Blanchard, K.H., Zigarmi, P., Zigarmi, D. (1985). Leadership and the One Minute Manager: Increasing Effectiveness through Situational Leadership. New York: Morrow.
Bolman, L., Deal, T. (1991). Reframing Organizations. San Francisco: Jossey-Bass.
Fleishman, E.A. (1953). Personnel are people. Personnel Psychology. 6(2), 205–222.
Hersey, P., Blanchard, K. H. (1977). Management of Organizational Behavior: Utilizing Human Resources. 3rd ed. New Jersey: Prentice Hall.
Katz, D., Maccoby, N., Morse, N.C. (1950). Productivity, Supervision and Morale in an Office Situation.

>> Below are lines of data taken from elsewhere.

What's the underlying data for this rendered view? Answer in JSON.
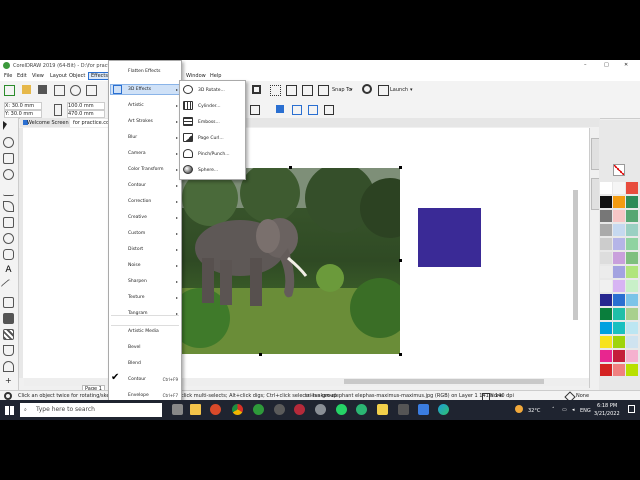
{
  "window": {
    "title": "CorelDRAW 2019 (64-Bit) - D:\\for practice.cdr*"
  },
  "menubar": {
    "items": [
      "File",
      "Edit",
      "View",
      "Layout",
      "Object",
      "Effects"
    ],
    "right_items": [
      "Window",
      "Help"
    ]
  },
  "toolbar": {
    "snap_label": "Snap To",
    "launch_label": "Launch"
  },
  "propbar": {
    "x": "X: 30.0 mm",
    "y": "Y: 30.0 mm",
    "w": "100.0 mm",
    "h": "470.0 mm"
  },
  "tabs": {
    "welcome": "Welcome Screen",
    "doc": "for practice.cdr*"
  },
  "effects_menu": {
    "items": [
      {
        "label": "Flatten Effects",
        "arrow": ""
      },
      {
        "label": "3D Effects",
        "arrow": "▸"
      },
      {
        "label": "Artistic",
        "arrow": "▸"
      },
      {
        "label": "Art Strokes",
        "arrow": "▸"
      },
      {
        "label": "Blur",
        "arrow": "▸"
      },
      {
        "label": "Camera",
        "arrow": "▸"
      },
      {
        "label": "Color Transform",
        "arrow": "▸"
      },
      {
        "label": "Contour",
        "arrow": "▸"
      },
      {
        "label": "Correction",
        "arrow": "▸"
      },
      {
        "label": "Creative",
        "arrow": "▸"
      },
      {
        "label": "Custom",
        "arrow": "▸"
      },
      {
        "label": "Distort",
        "arrow": "▸"
      },
      {
        "label": "Noise",
        "arrow": "▸"
      },
      {
        "label": "Sharpen",
        "arrow": "▸"
      },
      {
        "label": "Texture",
        "arrow": "▸"
      },
      {
        "label": "Tangram",
        "arrow": "▸"
      },
      {
        "label": "Artistic Media",
        "arrow": ""
      },
      {
        "label": "Bevel",
        "arrow": ""
      },
      {
        "label": "Blend",
        "arrow": ""
      },
      {
        "label": "Contour",
        "arrow": "Ctrl+F9"
      },
      {
        "label": "Envelope",
        "arrow": "Ctrl+F7"
      }
    ]
  },
  "submenu_3d": {
    "items": [
      "3D Rotate...",
      "Cylinder...",
      "Emboss...",
      "Page Curl...",
      "Pinch/Punch...",
      "Sphere..."
    ]
  },
  "status": {
    "left_hint": "Click an object twice for rotating/skewing; dbl",
    "mid_hint": "click multi-selects; Alt+click digs; Ctrl+click selects in a group",
    "object_info": "sri-lankan-elephant elephas-maximus-maximus.jpg (RGB) on Layer 1 141 x 140 dpi",
    "fill_none": "None",
    "outline_none": "None",
    "page_label": "Page 1"
  },
  "taskbar": {
    "search_placeholder": "Type here to search",
    "weather": "32°C",
    "lang": "ENG",
    "time": "6:18 PM",
    "date": "3/21/2022"
  },
  "colors": {
    "square": "#3a2a96",
    "accent": "#2a6fd1"
  }
}
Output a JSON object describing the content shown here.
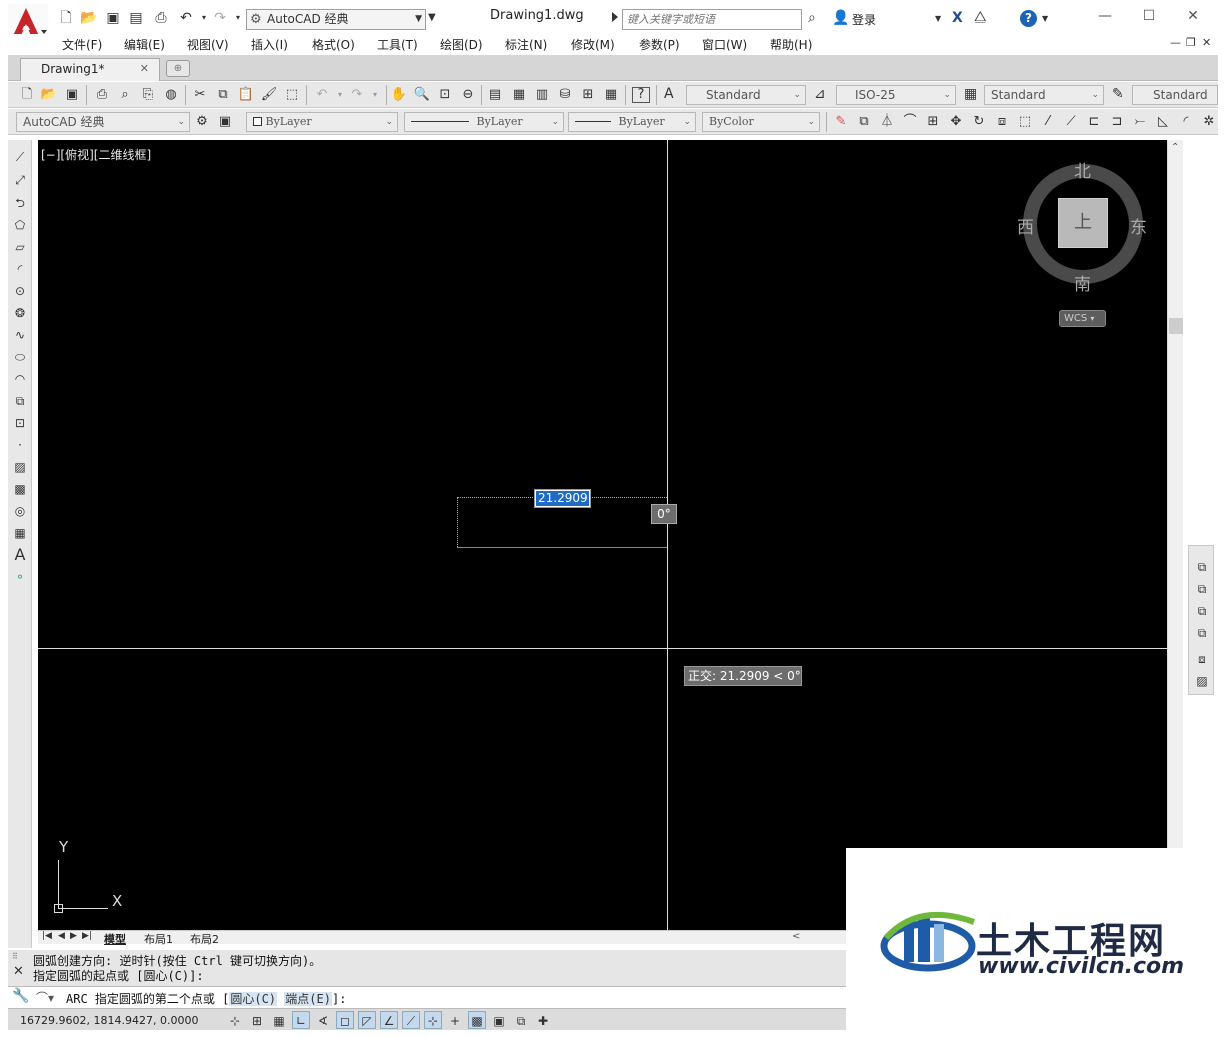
{
  "titlebar": {
    "workspace": "AutoCAD 经典",
    "document": "Drawing1.dwg",
    "search_placeholder": "键入关键字或短语",
    "login": "登录"
  },
  "menu": [
    "文件(F)",
    "编辑(E)",
    "视图(V)",
    "插入(I)",
    "格式(O)",
    "工具(T)",
    "绘图(D)",
    "标注(N)",
    "修改(M)",
    "参数(P)",
    "窗口(W)",
    "帮助(H)"
  ],
  "tabs": {
    "active": "Drawing1*"
  },
  "styles_toolbar": {
    "text_style": "Standard",
    "dim_style": "ISO-25",
    "table_style": "Standard",
    "mleader_style": "Standard"
  },
  "props_toolbar": {
    "workspace": "AutoCAD 经典",
    "layer": "ByLayer",
    "linetype": "ByLayer",
    "lineweight": "ByLayer",
    "color": "ByColor"
  },
  "canvas": {
    "viewport_label": "[−][俯视][二维线框]",
    "length_input": "21.2909",
    "angle_input": "0°",
    "ortho_tooltip": "正交: 21.2909 < 0°",
    "viewcube": {
      "north": "北",
      "south": "南",
      "west": "西",
      "east": "东",
      "face": "上",
      "wcs": "WCS"
    },
    "ucs": {
      "x": "X",
      "y": "Y"
    }
  },
  "layout_tabs": [
    "模型",
    "布局1",
    "布局2"
  ],
  "command": {
    "history": [
      "圆弧创建方向: 逆时针(按住 Ctrl 键可切换方向)。",
      "指定圆弧的起点或 [圆心(C)]:"
    ],
    "prompt_prefix": "ARC 指定圆弧的第二个点或 [",
    "option_center": "圆心(C)",
    "option_end": "端点(E)",
    "prompt_suffix": "]:"
  },
  "status": {
    "coordinates": "16729.9602, 1814.9427, 0.0000"
  },
  "watermark": {
    "title": "土木工程网",
    "url": "www.civilcn.com"
  },
  "colors": {
    "canvas_bg": "#000000",
    "selection_blue": "#1f6bc6",
    "brand_red": "#c8242b"
  }
}
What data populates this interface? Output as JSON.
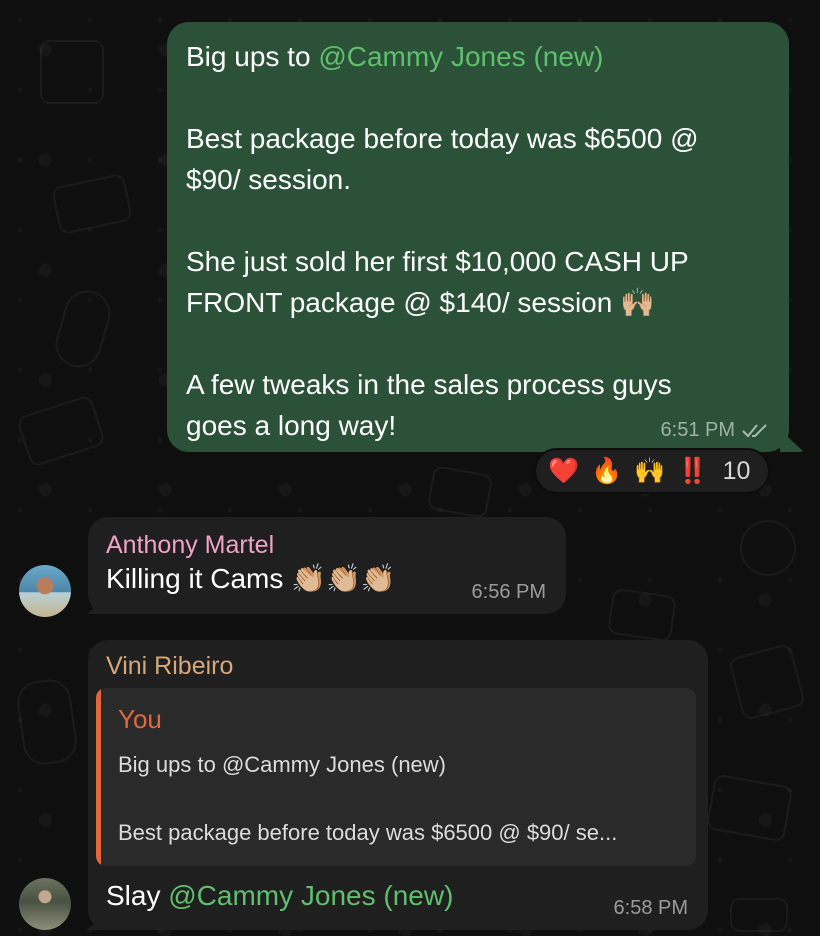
{
  "messages": {
    "outgoing": {
      "line1_prefix": "Big ups to ",
      "mention": "@Cammy Jones (new)",
      "paragraph2": "Best package before today was $6500 @\n$90/ session.",
      "paragraph3": "She just sold her first $10,000 CASH UP\nFRONT package @ $140/ session 🙌🏼",
      "paragraph4": "A few tweaks in the sales process guys\ngoes a long way!",
      "time": "6:51 PM",
      "read_receipt_icon": "double-check-icon",
      "reactions": [
        "❤️",
        "🔥",
        "🙌",
        "‼️"
      ],
      "reaction_count": "10"
    },
    "anthony": {
      "sender": "Anthony Martel",
      "sender_color": "#f2a3c4",
      "text": "Killing it Cams 👏🏼👏🏼👏🏼",
      "time": "6:56 PM"
    },
    "vini": {
      "sender": "Vini Ribeiro",
      "sender_color": "#d6a77a",
      "reply_author": "You",
      "reply_accent": "#e3673a",
      "reply_line1": "Big ups to @Cammy Jones (new)",
      "reply_line2": "Best package before today was $6500 @ $90/ se...",
      "text_prefix": "Slay ",
      "mention": "@Cammy Jones (new)",
      "time": "6:58 PM"
    }
  },
  "colors": {
    "outgoing_bubble": "#2b5238",
    "incoming_bubble": "#1f1f1f",
    "mention": "#5fbf6e",
    "background": "#0f0f0f"
  }
}
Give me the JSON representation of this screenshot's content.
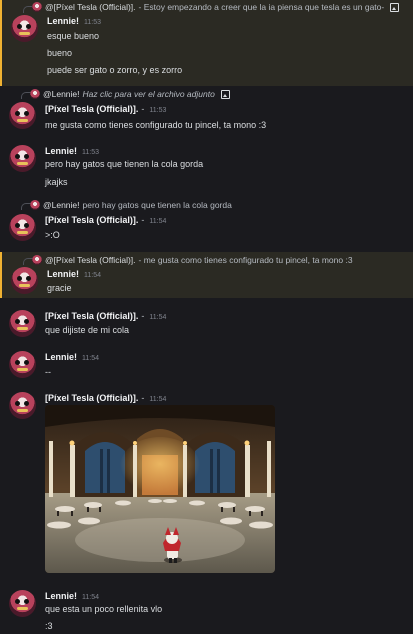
{
  "messages": [
    {
      "reply": {
        "mention": "@[Píxel Tesla (Official)].",
        "text": "- Estoy empezando a creer que la ia piensa que tesla es un gato-"
      },
      "author": "Lennie!",
      "time": "11:53",
      "lines": [
        "esque bueno",
        "bueno",
        "puede ser gato o zorro, y es zorro"
      ]
    },
    {
      "reply": {
        "mention": "@Lennie!",
        "text": "Haz clic para ver el archivo adjunto"
      },
      "author": "[Píxel Tesla (Official)].",
      "tag": "-",
      "time": "11:53",
      "lines": [
        "me gusta como tienes configurado tu pincel, ta mono :3"
      ]
    },
    {
      "author": "Lennie!",
      "time": "11:53",
      "lines": [
        "pero hay gatos que tienen la cola gorda",
        "jkajks"
      ]
    },
    {
      "reply": {
        "mention": "@Lennie!",
        "text": "pero hay gatos que tienen la cola gorda"
      },
      "author": "[Píxel Tesla (Official)].",
      "tag": "-",
      "time": "11:54",
      "lines": [
        ">:O"
      ]
    },
    {
      "reply": {
        "mention": "@[Píxel Tesla (Official)].",
        "text": "- me gusta como tienes configurado tu pincel, ta mono :3"
      },
      "author": "Lennie!",
      "time": "11:54",
      "lines": [
        "gracie"
      ]
    },
    {
      "author": "[Píxel Tesla (Official)].",
      "tag": "-",
      "time": "11:54",
      "lines": [
        "que dijiste de mi cola"
      ]
    },
    {
      "author": "Lennie!",
      "time": "11:54",
      "lines": [
        "--"
      ]
    },
    {
      "author": "[Píxel Tesla (Official)].",
      "tag": "-",
      "time": "11:54",
      "lines": []
    },
    {
      "author": "Lennie!",
      "time": "11:54",
      "lines": [
        "que esta un poco rellenita vlo",
        ":3"
      ]
    }
  ],
  "colors": {
    "background": "#1a1a1e",
    "highlight_background": "#2b2a23",
    "highlight_bar": "#f0b232",
    "username": "#f2f3f5",
    "timestamp": "#80848e"
  }
}
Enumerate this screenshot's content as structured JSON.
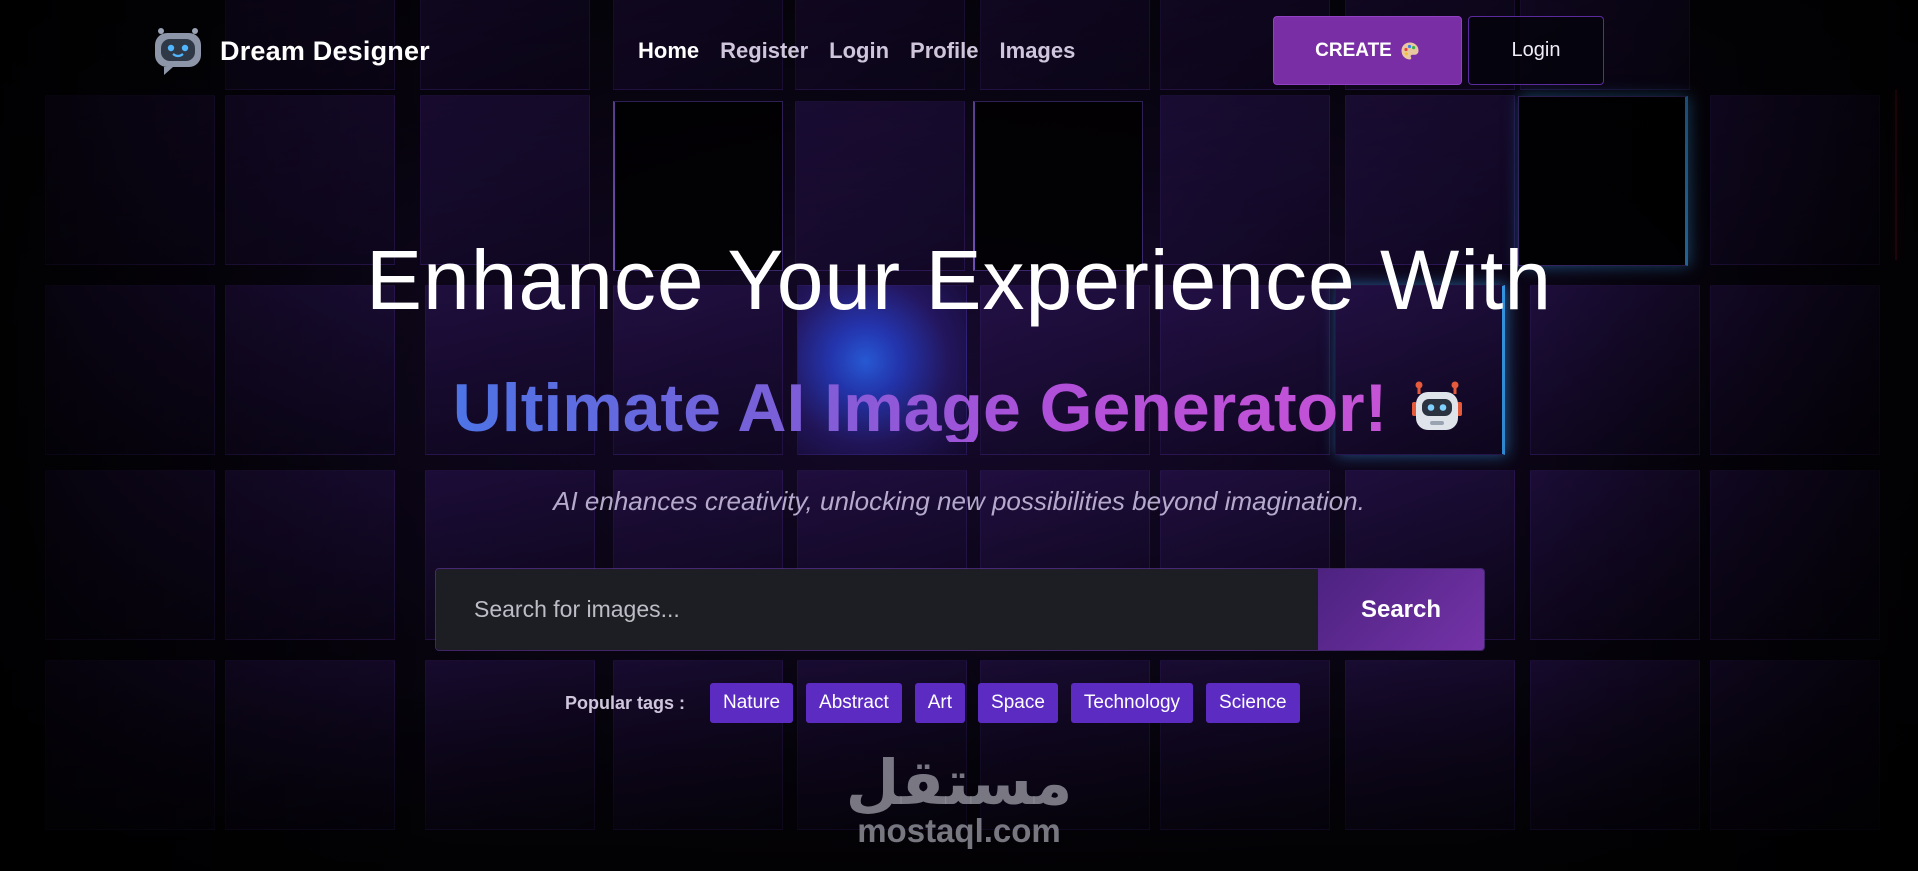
{
  "brand": {
    "name": "Dream Designer",
    "icon": "robot-chat-icon"
  },
  "nav": {
    "links": [
      {
        "label": "Home",
        "active": true
      },
      {
        "label": "Register",
        "active": false
      },
      {
        "label": "Login",
        "active": false
      },
      {
        "label": "Profile",
        "active": false
      },
      {
        "label": "Images",
        "active": false
      }
    ],
    "create_label": "CREATE",
    "create_icon": "palette-icon",
    "login_label": "Login"
  },
  "hero": {
    "title": "Enhance Your Experience With",
    "subtitle": "Ultimate AI Image Generator!",
    "subtitle_icon": "robot-icon",
    "tagline": "AI enhances creativity, unlocking new possibilities beyond imagination."
  },
  "search": {
    "placeholder": "Search for images...",
    "value": "",
    "button_label": "Search"
  },
  "tags": {
    "label": "Popular tags :",
    "items": [
      "Nature",
      "Abstract",
      "Art",
      "Space",
      "Technology",
      "Science"
    ]
  },
  "watermark": {
    "arabic": "مستقل",
    "latin": "mostaql.com"
  },
  "colors": {
    "accent": "#7a2ea6",
    "tag_bg": "#5b2bc2",
    "gradient_start": "#4d74e6",
    "gradient_end": "#c653d6"
  }
}
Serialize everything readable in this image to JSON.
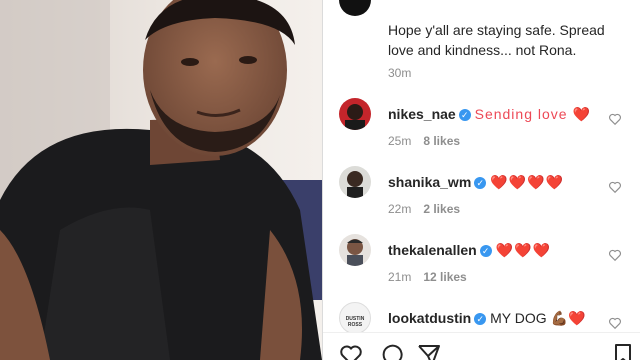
{
  "post": {
    "caption": "Hope y'all are staying safe. Spread love and kindness... not Rona.",
    "time": "30m"
  },
  "comments": [
    {
      "username": "nikes_nae",
      "verified": true,
      "text": "Sending love ❤️",
      "time": "25m",
      "likes": "8 likes"
    },
    {
      "username": "shanika_wm",
      "verified": true,
      "text": "❤️❤️❤️❤️",
      "time": "22m",
      "likes": "2 likes"
    },
    {
      "username": "thekalenallen",
      "verified": true,
      "text": "❤️❤️❤️",
      "time": "21m",
      "likes": "12 likes"
    },
    {
      "username": "lookatdustin",
      "verified": true,
      "text": "MY DOG 💪🏾❤️",
      "avatar_text": "DUSTIN ROSS"
    }
  ],
  "icons": {
    "comment_like": "heart-outline-icon",
    "actions": [
      "heart-outline-icon",
      "comment-bubble-icon",
      "share-paper-plane-icon",
      "bookmark-icon"
    ]
  },
  "colors": {
    "verified": "#3897f0",
    "heart": "#ed4956",
    "meta": "#8e8e8e",
    "text": "#262626"
  }
}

Institutef or Social Research, University of Michigan.
Northouse, G. (2007). Leadership Theory and Practice. (3rd ed.) Thousand Oaks, CA: Sage Publications, Inc.
Stogdill, R. M. (1974). Handbook of Leadership: A Survey of Theory and Research. New York: Free Press.